From the entries below, extract every line that includes the word "show".

(Page and application data records)

====================

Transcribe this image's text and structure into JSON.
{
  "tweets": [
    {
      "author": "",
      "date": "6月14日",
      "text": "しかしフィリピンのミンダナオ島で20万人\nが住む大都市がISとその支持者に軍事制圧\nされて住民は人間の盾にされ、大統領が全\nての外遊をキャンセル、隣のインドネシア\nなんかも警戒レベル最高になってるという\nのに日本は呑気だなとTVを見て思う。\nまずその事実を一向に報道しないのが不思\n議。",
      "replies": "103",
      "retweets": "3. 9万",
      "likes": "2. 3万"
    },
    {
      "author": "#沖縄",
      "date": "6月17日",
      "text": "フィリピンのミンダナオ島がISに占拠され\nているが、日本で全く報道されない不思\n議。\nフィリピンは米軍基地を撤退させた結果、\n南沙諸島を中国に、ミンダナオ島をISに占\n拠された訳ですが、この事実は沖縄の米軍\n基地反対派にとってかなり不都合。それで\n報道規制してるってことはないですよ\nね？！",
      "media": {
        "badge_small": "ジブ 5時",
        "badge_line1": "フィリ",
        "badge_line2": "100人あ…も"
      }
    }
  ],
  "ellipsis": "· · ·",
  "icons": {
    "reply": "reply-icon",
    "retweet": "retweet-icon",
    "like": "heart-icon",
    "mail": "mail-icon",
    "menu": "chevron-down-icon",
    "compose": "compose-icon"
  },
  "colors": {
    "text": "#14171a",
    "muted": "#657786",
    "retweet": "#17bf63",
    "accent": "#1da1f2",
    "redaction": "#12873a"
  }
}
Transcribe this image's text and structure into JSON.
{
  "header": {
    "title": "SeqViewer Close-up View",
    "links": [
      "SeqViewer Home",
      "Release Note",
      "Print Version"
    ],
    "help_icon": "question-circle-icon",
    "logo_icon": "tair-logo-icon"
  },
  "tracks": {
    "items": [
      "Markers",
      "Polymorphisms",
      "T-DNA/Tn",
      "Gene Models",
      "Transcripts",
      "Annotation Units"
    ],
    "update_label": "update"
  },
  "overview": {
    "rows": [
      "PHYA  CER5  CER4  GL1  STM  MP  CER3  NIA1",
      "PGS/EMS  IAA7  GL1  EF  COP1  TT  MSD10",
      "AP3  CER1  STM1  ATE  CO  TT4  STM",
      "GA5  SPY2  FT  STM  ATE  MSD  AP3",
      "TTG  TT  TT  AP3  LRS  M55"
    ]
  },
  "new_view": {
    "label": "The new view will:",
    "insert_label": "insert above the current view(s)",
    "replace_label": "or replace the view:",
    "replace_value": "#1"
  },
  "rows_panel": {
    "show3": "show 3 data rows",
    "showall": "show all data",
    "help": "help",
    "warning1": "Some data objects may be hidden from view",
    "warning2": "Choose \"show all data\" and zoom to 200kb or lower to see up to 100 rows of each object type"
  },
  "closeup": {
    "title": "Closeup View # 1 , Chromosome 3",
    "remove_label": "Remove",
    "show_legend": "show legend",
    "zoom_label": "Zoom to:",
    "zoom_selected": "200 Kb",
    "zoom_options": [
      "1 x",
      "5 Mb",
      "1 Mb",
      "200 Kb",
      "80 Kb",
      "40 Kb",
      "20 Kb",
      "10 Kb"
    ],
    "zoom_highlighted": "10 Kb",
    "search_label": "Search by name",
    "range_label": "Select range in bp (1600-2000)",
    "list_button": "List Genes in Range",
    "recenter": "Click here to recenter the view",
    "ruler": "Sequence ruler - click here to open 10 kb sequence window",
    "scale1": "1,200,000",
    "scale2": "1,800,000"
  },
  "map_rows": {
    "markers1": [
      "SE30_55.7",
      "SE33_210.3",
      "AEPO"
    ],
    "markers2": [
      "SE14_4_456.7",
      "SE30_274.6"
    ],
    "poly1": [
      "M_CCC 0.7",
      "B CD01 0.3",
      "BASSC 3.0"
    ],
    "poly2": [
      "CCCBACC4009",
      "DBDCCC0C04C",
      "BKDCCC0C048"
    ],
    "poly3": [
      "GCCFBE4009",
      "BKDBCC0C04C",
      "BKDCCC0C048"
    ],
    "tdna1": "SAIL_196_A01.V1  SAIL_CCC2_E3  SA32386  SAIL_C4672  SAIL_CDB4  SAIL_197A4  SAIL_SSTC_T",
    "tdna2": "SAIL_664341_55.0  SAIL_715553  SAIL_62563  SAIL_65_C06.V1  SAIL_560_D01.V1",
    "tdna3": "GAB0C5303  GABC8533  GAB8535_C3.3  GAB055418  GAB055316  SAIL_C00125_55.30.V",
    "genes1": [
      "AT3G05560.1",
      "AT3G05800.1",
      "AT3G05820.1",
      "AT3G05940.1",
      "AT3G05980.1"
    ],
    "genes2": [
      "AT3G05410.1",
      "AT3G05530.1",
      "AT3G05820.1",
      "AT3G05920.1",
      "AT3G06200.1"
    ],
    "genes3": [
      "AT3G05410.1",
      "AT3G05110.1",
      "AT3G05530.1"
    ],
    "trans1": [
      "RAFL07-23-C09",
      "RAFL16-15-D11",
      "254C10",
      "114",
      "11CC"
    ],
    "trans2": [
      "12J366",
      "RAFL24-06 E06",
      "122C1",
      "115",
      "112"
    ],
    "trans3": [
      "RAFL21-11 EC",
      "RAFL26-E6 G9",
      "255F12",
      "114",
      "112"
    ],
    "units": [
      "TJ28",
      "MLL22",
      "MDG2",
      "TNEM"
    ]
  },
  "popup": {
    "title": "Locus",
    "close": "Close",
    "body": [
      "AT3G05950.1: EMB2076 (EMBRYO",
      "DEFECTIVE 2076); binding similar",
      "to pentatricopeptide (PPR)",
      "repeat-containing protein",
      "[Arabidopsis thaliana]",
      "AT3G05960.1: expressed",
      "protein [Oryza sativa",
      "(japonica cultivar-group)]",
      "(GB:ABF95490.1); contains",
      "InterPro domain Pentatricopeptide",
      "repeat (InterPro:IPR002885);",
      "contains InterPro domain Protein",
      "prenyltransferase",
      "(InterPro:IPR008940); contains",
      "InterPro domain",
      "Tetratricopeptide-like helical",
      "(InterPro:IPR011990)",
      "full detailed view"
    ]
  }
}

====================

## OUTPUT FOR THIS TASK
    "show3": "show 3 data rows",
    "showall": "show all data",
    "warning2": "Choose \"show all data\" and zoom to 200kb or lower to see up to 100 rows of each object type"
    "show_legend": "show legend",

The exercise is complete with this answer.